■ **Records from a data collection**
━━━━━━━━━━
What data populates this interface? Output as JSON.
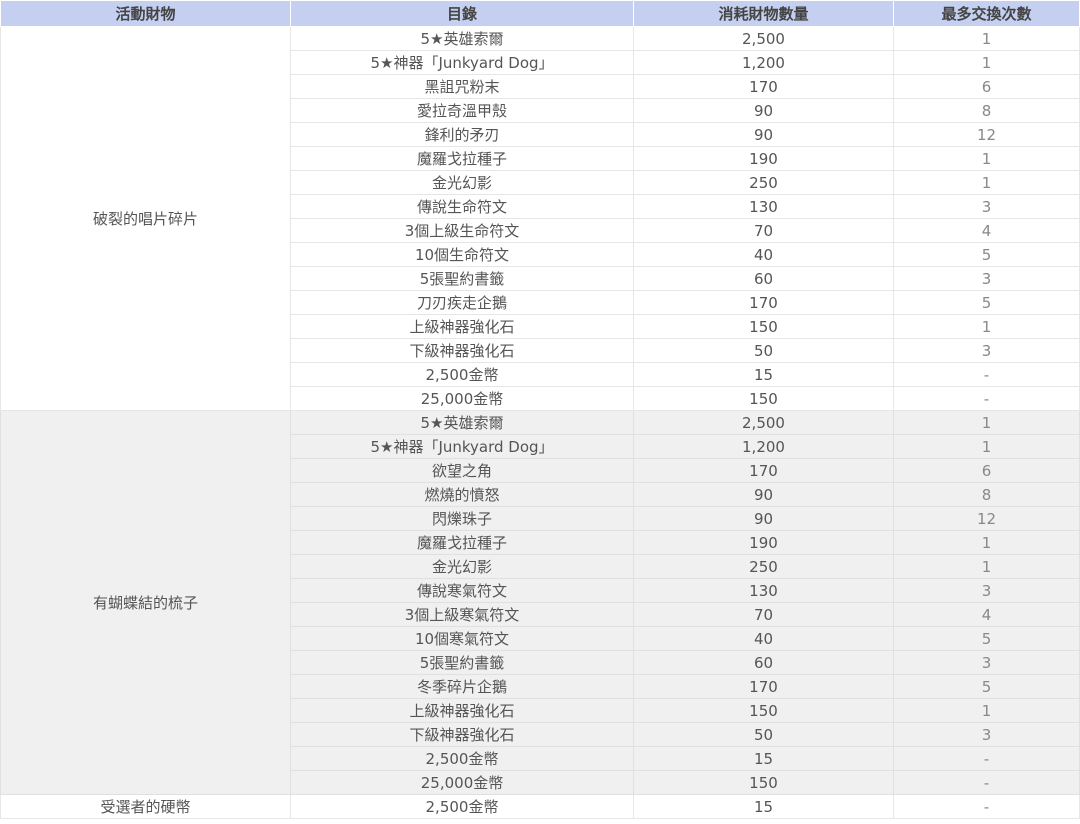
{
  "headers": [
    "活動財物",
    "目錄",
    "消耗財物數量",
    "最多交換次數"
  ],
  "groups": [
    {
      "name": "破裂的唱片碎片",
      "rows": [
        [
          "5★英雄索爾",
          "2,500",
          "1"
        ],
        [
          "5★神器「Junkyard Dog」",
          "1,200",
          "1"
        ],
        [
          "黑詛咒粉末",
          "170",
          "6"
        ],
        [
          "愛拉奇溫甲殼",
          "90",
          "8"
        ],
        [
          "鋒利的矛刃",
          "90",
          "12"
        ],
        [
          "魔羅戈拉種子",
          "190",
          "1"
        ],
        [
          "金光幻影",
          "250",
          "1"
        ],
        [
          "傳說生命符文",
          "130",
          "3"
        ],
        [
          "3個上級生命符文",
          "70",
          "4"
        ],
        [
          "10個生命符文",
          "40",
          "5"
        ],
        [
          "5張聖約書籤",
          "60",
          "3"
        ],
        [
          "刀刃疾走企鵝",
          "170",
          "5"
        ],
        [
          "上級神器強化石",
          "150",
          "1"
        ],
        [
          "下級神器強化石",
          "50",
          "3"
        ],
        [
          "2,500金幣",
          "15",
          "-"
        ],
        [
          "25,000金幣",
          "150",
          "-"
        ]
      ]
    },
    {
      "name": "有蝴蝶結的梳子",
      "rows": [
        [
          "5★英雄索爾",
          "2,500",
          "1"
        ],
        [
          "5★神器「Junkyard Dog」",
          "1,200",
          "1"
        ],
        [
          "欲望之角",
          "170",
          "6"
        ],
        [
          "燃燒的憤怒",
          "90",
          "8"
        ],
        [
          "閃爍珠子",
          "90",
          "12"
        ],
        [
          "魔羅戈拉種子",
          "190",
          "1"
        ],
        [
          "金光幻影",
          "250",
          "1"
        ],
        [
          "傳說寒氣符文",
          "130",
          "3"
        ],
        [
          "3個上級寒氣符文",
          "70",
          "4"
        ],
        [
          "10個寒氣符文",
          "40",
          "5"
        ],
        [
          "5張聖約書籤",
          "60",
          "3"
        ],
        [
          "冬季碎片企鵝",
          "170",
          "5"
        ],
        [
          "上級神器強化石",
          "150",
          "1"
        ],
        [
          "下級神器強化石",
          "50",
          "3"
        ],
        [
          "2,500金幣",
          "15",
          "-"
        ],
        [
          "25,000金幣",
          "150",
          "-"
        ]
      ]
    },
    {
      "name": "受選者的硬幣",
      "rows": [
        [
          "2,500金幣",
          "15",
          "-"
        ]
      ]
    }
  ]
}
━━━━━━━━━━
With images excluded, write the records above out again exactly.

■ **Answer for the task**
What data populates this interface? Output as JSON.
{
  "headers": [
    "活動財物",
    "目錄",
    "消耗財物數量",
    "最多交換次數"
  ],
  "groups": [
    {
      "name": "破裂的唱片碎片",
      "rows": [
        [
          "5★英雄索爾",
          "2,500",
          "1"
        ],
        [
          "5★神器「Junkyard Dog」",
          "1,200",
          "1"
        ],
        [
          "黑詛咒粉末",
          "170",
          "6"
        ],
        [
          "愛拉奇溫甲殼",
          "90",
          "8"
        ],
        [
          "鋒利的矛刃",
          "90",
          "12"
        ],
        [
          "魔羅戈拉種子",
          "190",
          "1"
        ],
        [
          "金光幻影",
          "250",
          "1"
        ],
        [
          "傳說生命符文",
          "130",
          "3"
        ],
        [
          "3個上級生命符文",
          "70",
          "4"
        ],
        [
          "10個生命符文",
          "40",
          "5"
        ],
        [
          "5張聖約書籤",
          "60",
          "3"
        ],
        [
          "刀刃疾走企鵝",
          "170",
          "5"
        ],
        [
          "上級神器強化石",
          "150",
          "1"
        ],
        [
          "下級神器強化石",
          "50",
          "3"
        ],
        [
          "2,500金幣",
          "15",
          "-"
        ],
        [
          "25,000金幣",
          "150",
          "-"
        ]
      ]
    },
    {
      "name": "有蝴蝶結的梳子",
      "rows": [
        [
          "5★英雄索爾",
          "2,500",
          "1"
        ],
        [
          "5★神器「Junkyard Dog」",
          "1,200",
          "1"
        ],
        [
          "欲望之角",
          "170",
          "6"
        ],
        [
          "燃燒的憤怒",
          "90",
          "8"
        ],
        [
          "閃爍珠子",
          "90",
          "12"
        ],
        [
          "魔羅戈拉種子",
          "190",
          "1"
        ],
        [
          "金光幻影",
          "250",
          "1"
        ],
        [
          "傳說寒氣符文",
          "130",
          "3"
        ],
        [
          "3個上級寒氣符文",
          "70",
          "4"
        ],
        [
          "10個寒氣符文",
          "40",
          "5"
        ],
        [
          "5張聖約書籤",
          "60",
          "3"
        ],
        [
          "冬季碎片企鵝",
          "170",
          "5"
        ],
        [
          "上級神器強化石",
          "150",
          "1"
        ],
        [
          "下級神器強化石",
          "50",
          "3"
        ],
        [
          "2,500金幣",
          "15",
          "-"
        ],
        [
          "25,000金幣",
          "150",
          "-"
        ]
      ]
    },
    {
      "name": "受選者的硬幣",
      "rows": [
        [
          "2,500金幣",
          "15",
          "-"
        ]
      ]
    }
  ]
}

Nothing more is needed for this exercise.